Photographer: Leslie J. Mehrhoff Affiliation: University of Connecticut Source: www.bugwood.org Copyright:CC BY 3.0
The fig buttercup, Ficaria verna is an invasive perennial plant that grows fast in dense mats and up to 8 inches tall and has yellow flowers. The flowers have 7-12 petals with smooth-edged leaves. All parts of the plant are poisonous but the flowers and stems of young plants can be eaten only after they have been exposed to heat (through blanching/boiling). Once the fruits on the plant are mature all parts of the plant are toxic and should be avoided completely!
Because fig buttercup emerges well in advance of the native spring-time species, it has a developmental advantage which allows it to establish and overtake areas rapidly. This is an ecological threat because some of the native plants that are being displaced are crucial nectar and pollen providers for pollinating insects. Studies have shown Ficaria verna to have allelopathic (growth-inhibiting) effects on plants from the Asteraceae and Laminaceae families. Even though the allelopathic effects aren’t very strong they still have an impact and allow the fig buttercup to have another advantage over some native plants. Also, the fact that this plant can be found in large amounts and is toxic, it is a threat to several animals.
Like most flowering plants, the flowers are hermaphroditic and are pollinated by bees, flies and beetles. The fig buttercup is a spring perennial plant that spends much of the year (summer through early winter) underground as thickened, fingerlike tubers or underground stems. After flowering, the above-ground portions begin to die back and the plants are mostly gone by June. Ficaria verna spreads primarily by abundant tubers and bulblets, each of which can grow into a new plant once separated from the parent plant.

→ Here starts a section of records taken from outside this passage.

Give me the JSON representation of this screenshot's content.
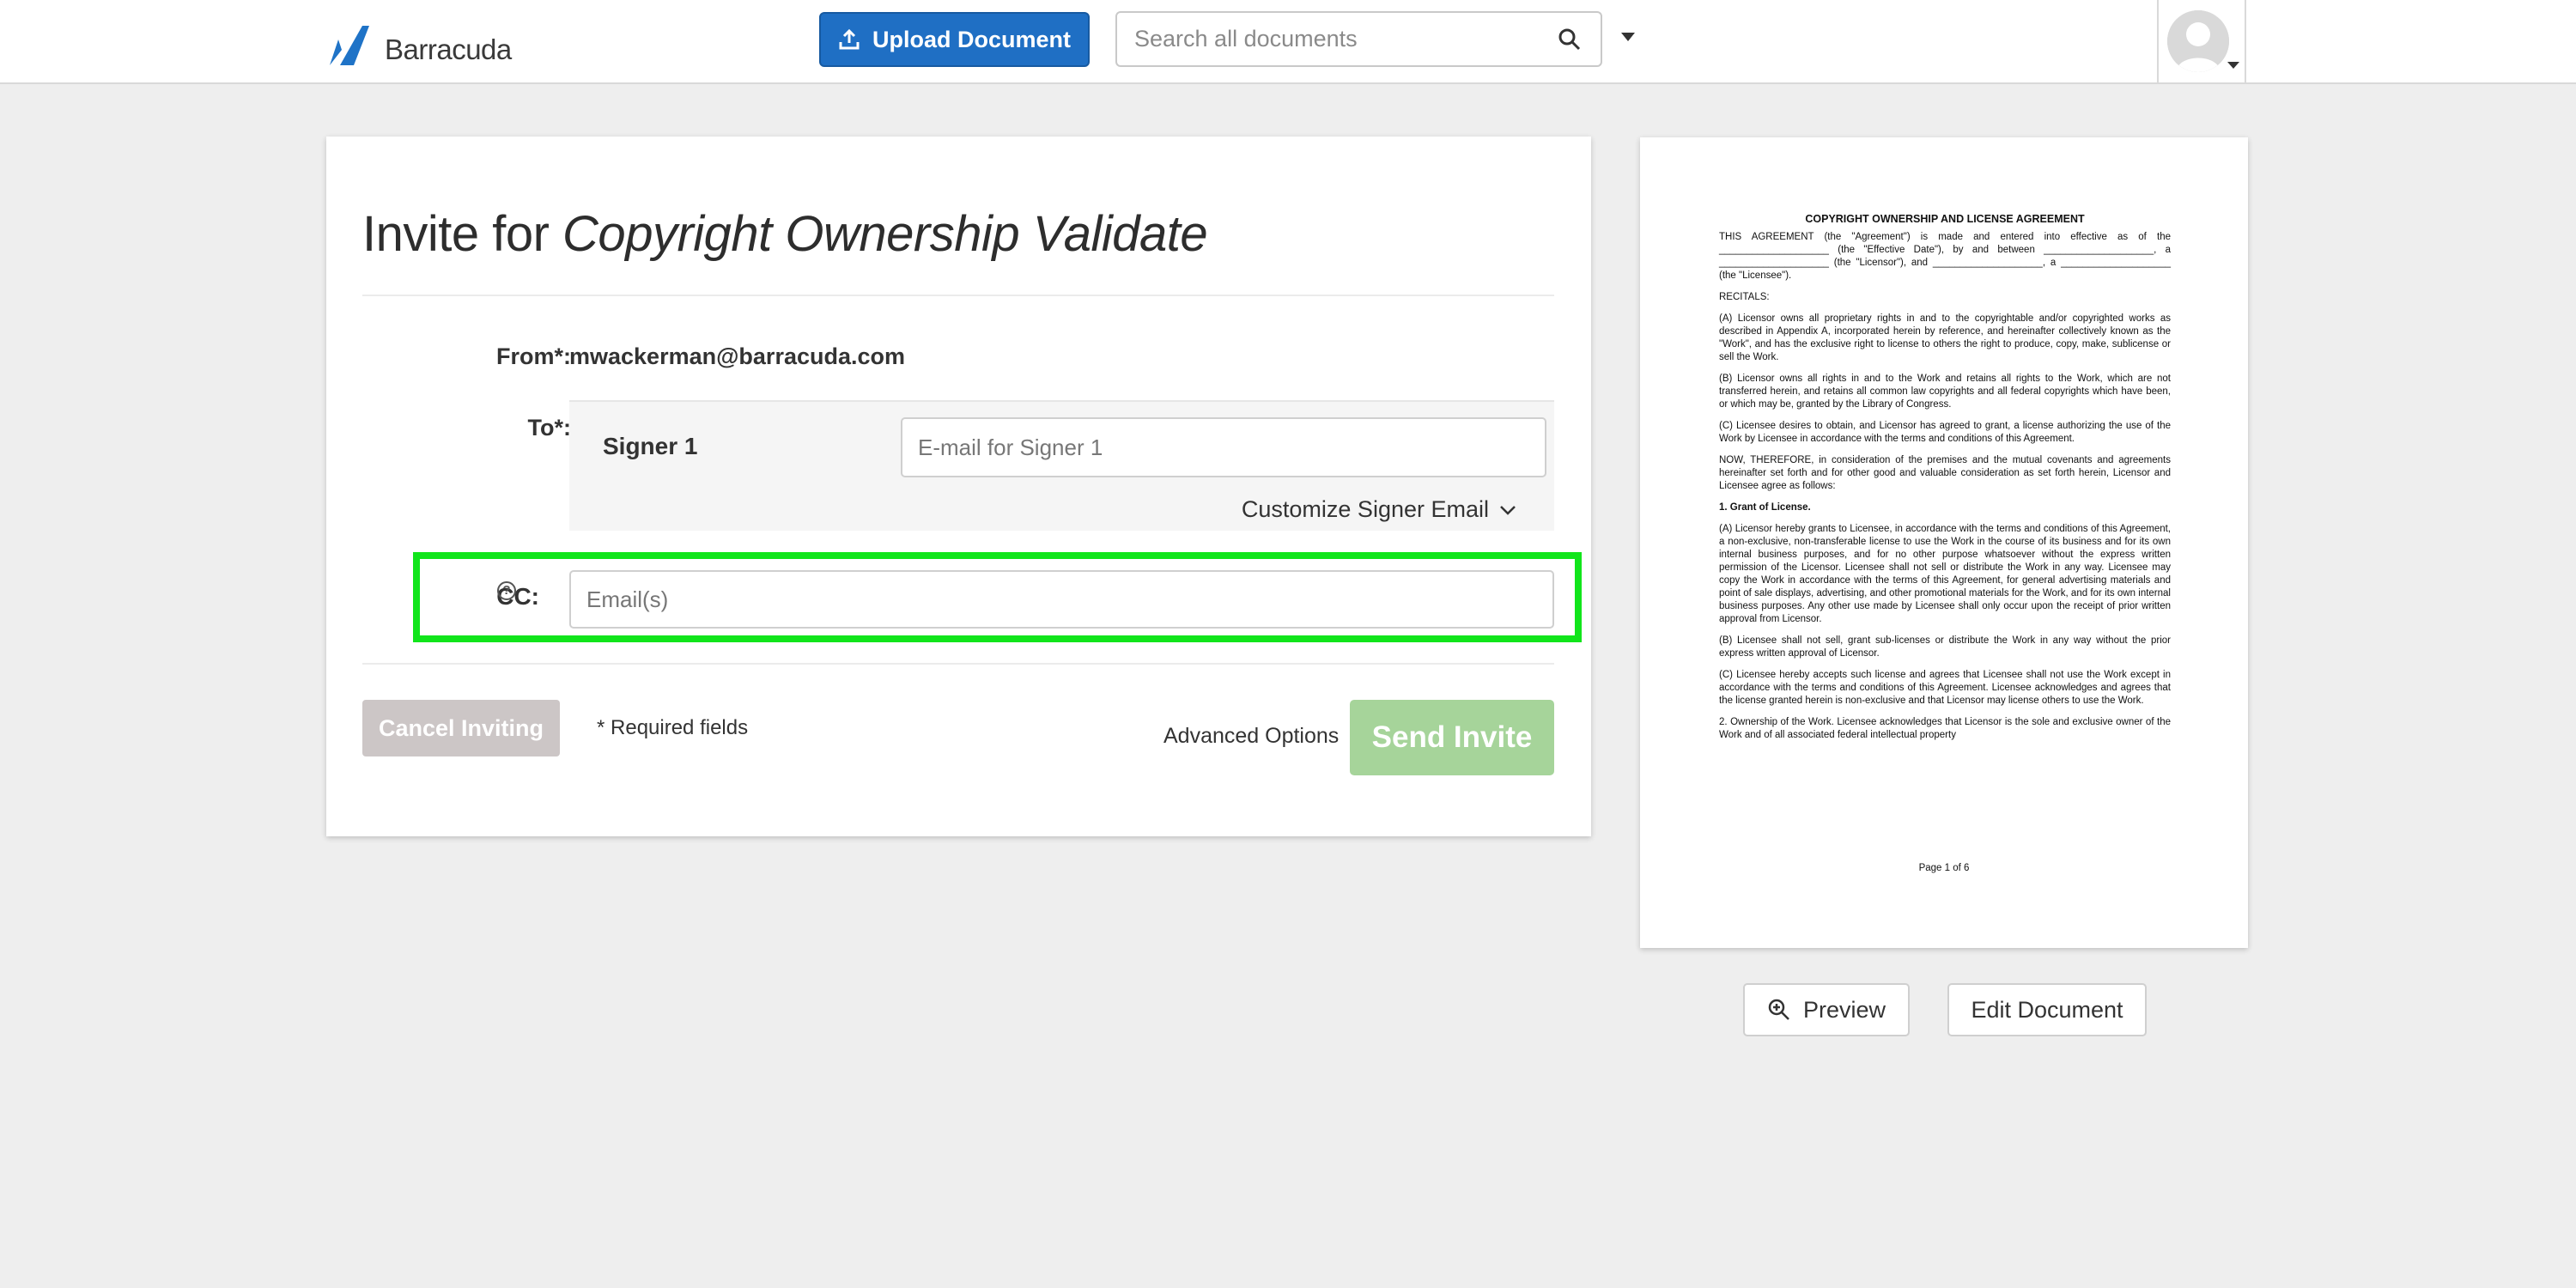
{
  "header": {
    "logo_text": "Barracuda",
    "upload_label": "Upload Document",
    "search_placeholder": "Search all documents"
  },
  "invite": {
    "title_prefix": "Invite for ",
    "title_doc": "Copyright Ownership Validate",
    "from_label": "From*:",
    "from_value": "mwackerman@barracuda.com",
    "to_label": "To*:",
    "signer_name": "Signer 1",
    "signer_placeholder": "E-mail for Signer 1",
    "customize_label": "Customize Signer Email",
    "cc_label": "CC:",
    "cc_placeholder": "Email(s)",
    "cancel_label": "Cancel Inviting",
    "required_note": "* Required fields",
    "advanced_label": "Advanced Options",
    "send_label": "Send Invite"
  },
  "document": {
    "title": "COPYRIGHT OWNERSHIP AND LICENSE AGREEMENT",
    "paragraphs": [
      "THIS AGREEMENT (the \"Agreement\") is made and entered into effective as of the ____________________ (the \"Effective Date\"), by and between ____________________, a ____________________ (the \"Licensor\"), and ____________________, a ____________________ (the \"Licensee\").",
      "RECITALS:",
      "(A) Licensor owns all proprietary rights in and to the copyrightable and/or copyrighted works as described in Appendix A, incorporated herein by reference, and hereinafter collectively known as the \"Work\", and has the exclusive right to license to others the right to produce, copy, make, sublicense or sell the Work.",
      "(B) Licensor owns all rights in and to the Work and retains all rights to the Work, which are not transferred herein, and retains all common law copyrights and all federal copyrights which have been, or which may be, granted by the Library of Congress.",
      "(C) Licensee desires to obtain, and Licensor has agreed to grant, a license authorizing the use of the Work by Licensee in accordance with the terms and conditions of this Agreement.",
      "NOW, THEREFORE, in consideration of the premises and the mutual covenants and agreements hereinafter set forth and for other good and valuable consideration as set forth herein, Licensor and Licensee agree as follows:",
      "1. Grant of License.",
      "(A) Licensor hereby grants to Licensee, in accordance with the terms and conditions of this Agreement, a non-exclusive, non-transferable license to use the Work in the course of its business and for its own internal business purposes, and for no other purpose whatsoever without the express written permission of the Licensor. Licensee shall not sell or distribute the Work in any way. Licensee may copy the Work in accordance with the terms of this Agreement, for general advertising materials and point of sale displays, advertising, and other promotional materials for the Work, and for its own internal business purposes. Any other use made by Licensee shall only occur upon the receipt of prior written approval from Licensor.",
      "(B) Licensee shall not sell, grant sub-licenses or distribute the Work in any way without the prior express written approval of Licensor.",
      "(C) Licensee hereby accepts such license and agrees that Licensee shall not use the Work except in accordance with the terms and conditions of this Agreement. Licensee acknowledges and agrees that the license granted herein is non-exclusive and that Licensor may license others to use the Work.",
      "2. Ownership of the Work. Licensee acknowledges that Licensor is the sole and exclusive owner of the Work and of all associated federal intellectual property"
    ],
    "footer": "Page 1 of 6",
    "preview_label": "Preview",
    "edit_label": "Edit Document"
  }
}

The prolific tubers may be unearthed and scattered by the digging activities of some animals, including humans trying to pull weeds. The tubers also can spread by rain or even flooding events.
Ficaria verna was introduced to the United States as an ornamental plant for its showy flowers. By 1867, it was collected in Philadelphia, Pennsylvania. By 2008, the plant spread over to Fort Worth, Texas and is now found in 19 states. It is still available commercially in the U.S. along with many colorful varieties. All varieties should be assumed to be potentially invasive.
Eurasia, Northern Africa and Siberia
U.S. Habitat: Woodlands, Meadows and areas with some shade. Tolerant of several soil types as long as there is moisture; but it is not tolerant of acidic soils.
U.S. Present: CT, DE, IL, IN, KY, MA, MO, NH, NJ, OH, OR, PA, RI, TN, TX, VA, WA, WI, WV
Fig buttercup may be confused with marsh marigold (Caltha palustris), a native plant found in wetland habitats in the eastern United States. Marsh marigold has rounded or kidney-shaped leaves and flowers on stalks that are 8 in or more in height and consist of 5-9 deep yellow petals. Marsh marigold does not produce tubers or bulblets, nor does it form a continuous carpet of growth. The fig buttercup also resembles celandine (Chelidonium majus) and celandine poppy (Stylophorum diphyllum), both of which belong to the poppy family and but they can be distinguished from the invasive buttercup by having flowers with four petals.
Care should be taken to correctly identify fig buttercup before undertaking any control efforts to avoid removing native look-alike plants. Since this plant has a short life cycle, the window of opportunity for controlling fig buttercup is very short but it can be accomplished with persistence over time. Manual methods are possible for some (small) infestations, the use of systemic herbicide is more effective because it kills the entire plant including the roots and minimizes soil disturbance.
For small infestations, fig buttercup may be pulled up by hand or dug up. However, it is very important to remove all bulblets and tubers. Due to the abundant tiny bulblets and tubers, all material must be bagged up, removed from the site and disposed properly in a landfill or incinerator.
Axtell, A. E., DiTommaso, A., & Post, A. R. 2010. Lesser celandine (Ranunculus ficaria): A threat to woodland habitats in the northern United States and southern Canada. Invasive Plant Science and Management, 3(2), 190-196.
Cipollini, K. A., & Schradin, K. D. 2011. Guilty in the court of public opinion: Testing presumptive impacts and allelopathic potential of Ranunculus ficaria. The American Midland Naturalist, 166(1):63-74.
Sohrabi Kertabad, S., Rashed Mohassel, M. H., Nasiri Mahalati, M., & Gherekhloo, J. 2013. Some biological aspects of the weed Lesser celandine (Ranunculus ficaria). Planta Daninha, 31(3):577-585.
Woodward, Susan L., and Joyce Ann. Quinn. 2011. Fig buttercup. Encyclopedia of Invasive Species: From Africanized Honey Bees to Zebra Mussels. Santa Barbara, CA: Greenwood. 366-68. Print.